— What is needed —
With all images omitted, write out the records word for word.

— Data records —
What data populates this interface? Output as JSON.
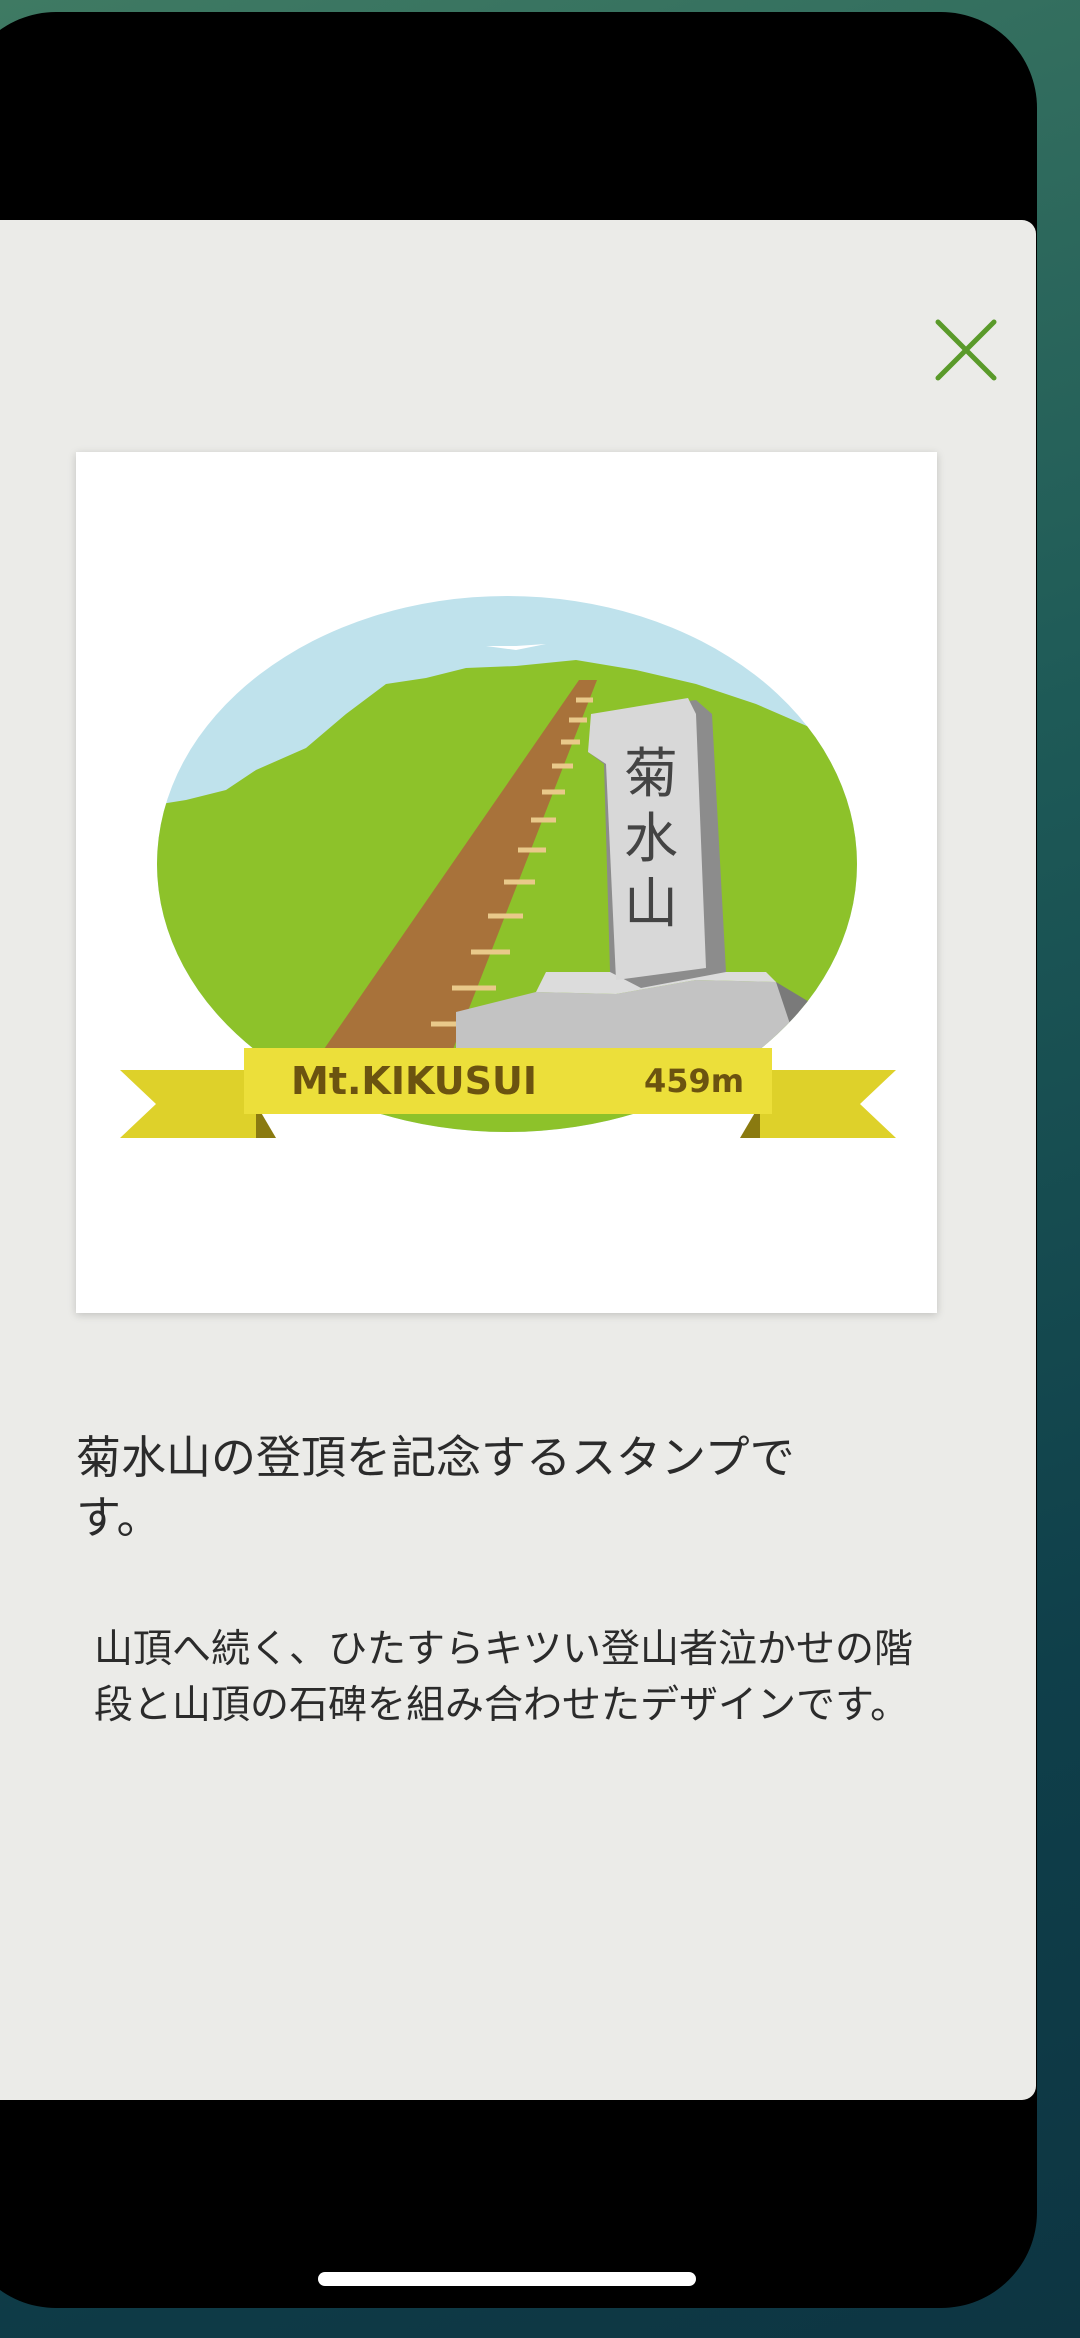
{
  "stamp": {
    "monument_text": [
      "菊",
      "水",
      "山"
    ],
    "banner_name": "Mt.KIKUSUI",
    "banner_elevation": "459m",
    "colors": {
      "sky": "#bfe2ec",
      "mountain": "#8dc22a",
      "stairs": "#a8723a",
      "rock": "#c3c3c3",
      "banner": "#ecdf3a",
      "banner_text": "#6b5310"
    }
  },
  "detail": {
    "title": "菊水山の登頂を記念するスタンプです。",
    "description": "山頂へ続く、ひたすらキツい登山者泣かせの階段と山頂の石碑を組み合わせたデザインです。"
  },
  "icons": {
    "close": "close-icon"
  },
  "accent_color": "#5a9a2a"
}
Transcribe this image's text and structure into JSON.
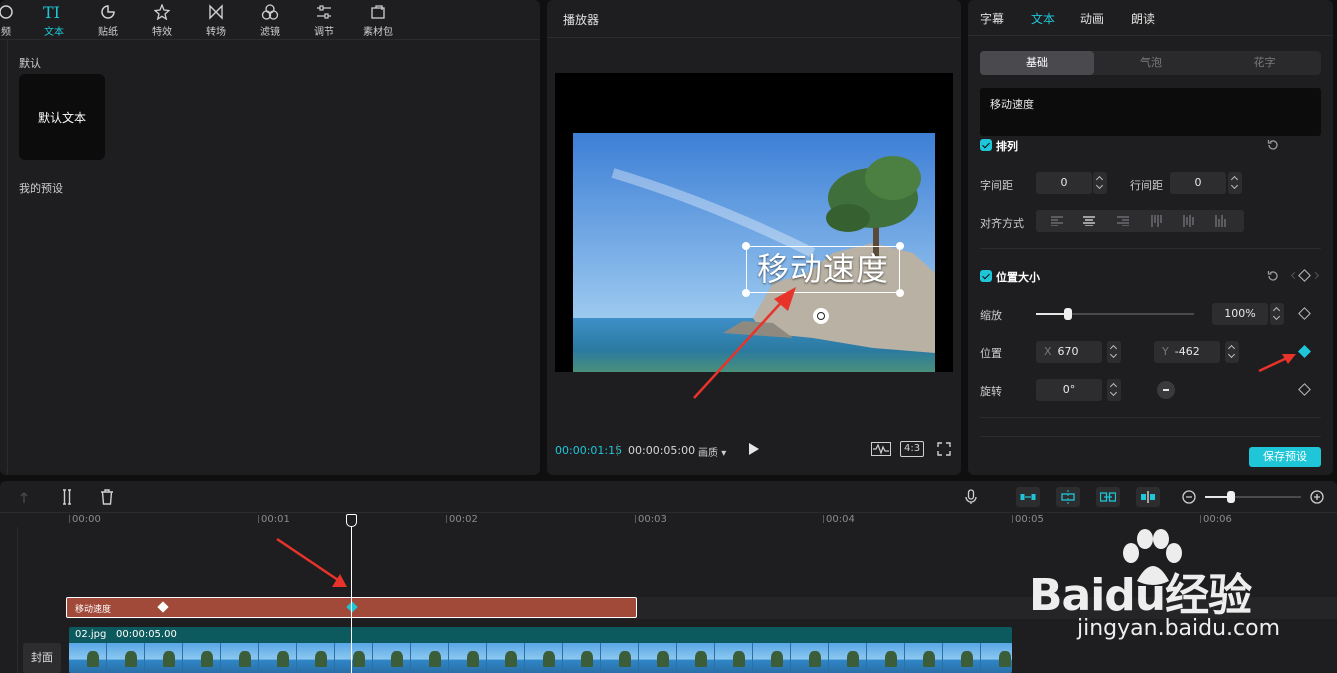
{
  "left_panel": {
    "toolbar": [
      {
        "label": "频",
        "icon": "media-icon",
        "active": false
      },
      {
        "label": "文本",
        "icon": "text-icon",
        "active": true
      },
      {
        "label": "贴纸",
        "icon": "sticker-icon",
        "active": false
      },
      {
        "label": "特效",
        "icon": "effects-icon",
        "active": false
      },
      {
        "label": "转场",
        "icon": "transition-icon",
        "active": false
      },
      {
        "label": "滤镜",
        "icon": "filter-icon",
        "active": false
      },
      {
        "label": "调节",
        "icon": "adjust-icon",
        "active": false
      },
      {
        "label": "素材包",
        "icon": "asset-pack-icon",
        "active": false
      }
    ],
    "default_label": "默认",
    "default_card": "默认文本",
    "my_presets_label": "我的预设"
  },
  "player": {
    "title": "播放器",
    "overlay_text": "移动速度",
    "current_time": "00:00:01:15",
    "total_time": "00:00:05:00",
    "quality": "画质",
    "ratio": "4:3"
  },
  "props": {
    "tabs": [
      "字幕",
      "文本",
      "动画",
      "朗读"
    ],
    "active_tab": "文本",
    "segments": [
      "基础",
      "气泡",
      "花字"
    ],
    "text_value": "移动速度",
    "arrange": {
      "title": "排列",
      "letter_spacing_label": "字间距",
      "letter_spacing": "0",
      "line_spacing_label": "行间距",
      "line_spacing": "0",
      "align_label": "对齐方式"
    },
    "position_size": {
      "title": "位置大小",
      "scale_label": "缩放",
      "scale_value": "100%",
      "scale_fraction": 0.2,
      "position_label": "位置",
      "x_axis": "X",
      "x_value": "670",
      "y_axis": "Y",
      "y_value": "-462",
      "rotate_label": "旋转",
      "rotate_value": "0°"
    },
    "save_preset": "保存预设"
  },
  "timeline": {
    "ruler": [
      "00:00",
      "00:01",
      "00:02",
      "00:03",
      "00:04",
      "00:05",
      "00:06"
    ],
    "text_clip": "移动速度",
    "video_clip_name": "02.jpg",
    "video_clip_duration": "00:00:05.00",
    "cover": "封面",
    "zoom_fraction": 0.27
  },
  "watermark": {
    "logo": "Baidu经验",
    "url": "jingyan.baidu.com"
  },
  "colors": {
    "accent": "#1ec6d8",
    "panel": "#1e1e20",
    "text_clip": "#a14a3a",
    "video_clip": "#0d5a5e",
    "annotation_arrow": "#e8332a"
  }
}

— Written solution —
What data populates this interface? Output as JSON.
{
  "stamp": {
    "monument_text": [
      "菊",
      "水",
      "山"
    ],
    "banner_name": "Mt.KIKUSUI",
    "banner_elevation": "459m",
    "colors": {
      "sky": "#bfe2ec",
      "mountain": "#8dc22a",
      "stairs": "#a8723a",
      "rock": "#c3c3c3",
      "banner": "#ecdf3a",
      "banner_text": "#6b5310"
    }
  },
  "detail": {
    "title": "菊水山の登頂を記念するスタンプです。",
    "description": "山頂へ続く、ひたすらキツい登山者泣かせの階段と山頂の石碑を組み合わせたデザインです。"
  },
  "icons": {
    "close": "close-icon"
  },
  "accent_color": "#5a9a2a"
}
Transcribe this image's text and structure into JSON.
{
  "left_panel": {
    "toolbar": [
      {
        "label": "频",
        "icon": "media-icon",
        "active": false
      },
      {
        "label": "文本",
        "icon": "text-icon",
        "active": true
      },
      {
        "label": "贴纸",
        "icon": "sticker-icon",
        "active": false
      },
      {
        "label": "特效",
        "icon": "effects-icon",
        "active": false
      },
      {
        "label": "转场",
        "icon": "transition-icon",
        "active": false
      },
      {
        "label": "滤镜",
        "icon": "filter-icon",
        "active": false
      },
      {
        "label": "调节",
        "icon": "adjust-icon",
        "active": false
      },
      {
        "label": "素材包",
        "icon": "asset-pack-icon",
        "active": false
      }
    ],
    "default_label": "默认",
    "default_card": "默认文本",
    "my_presets_label": "我的预设"
  },
  "player": {
    "title": "播放器",
    "overlay_text": "移动速度",
    "current_time": "00:00:01:15",
    "total_time": "00:00:05:00",
    "quality": "画质",
    "ratio": "4:3"
  },
  "props": {
    "tabs": [
      "字幕",
      "文本",
      "动画",
      "朗读"
    ],
    "active_tab": "文本",
    "segments": [
      "基础",
      "气泡",
      "花字"
    ],
    "text_value": "移动速度",
    "arrange": {
      "title": "排列",
      "letter_spacing_label": "字间距",
      "letter_spacing": "0",
      "line_spacing_label": "行间距",
      "line_spacing": "0",
      "align_label": "对齐方式"
    },
    "position_size": {
      "title": "位置大小",
      "scale_label": "缩放",
      "scale_value": "100%",
      "scale_fraction": 0.2,
      "position_label": "位置",
      "x_axis": "X",
      "x_value": "670",
      "y_axis": "Y",
      "y_value": "-462",
      "rotate_label": "旋转",
      "rotate_value": "0°"
    },
    "save_preset": "保存预设"
  },
  "timeline": {
    "ruler": [
      "00:00",
      "00:01",
      "00:02",
      "00:03",
      "00:04",
      "00:05",
      "00:06"
    ],
    "text_clip": "移动速度",
    "video_clip_name": "02.jpg",
    "video_clip_duration": "00:00:05.00",
    "cover": "封面",
    "zoom_fraction": 0.27
  },
  "watermark": {
    "logo": "Baidu经验",
    "url": "jingyan.baidu.com"
  },
  "colors": {
    "accent": "#1ec6d8",
    "panel": "#1e1e20",
    "text_clip": "#a14a3a",
    "video_clip": "#0d5a5e",
    "annotation_arrow": "#e8332a"
  }
}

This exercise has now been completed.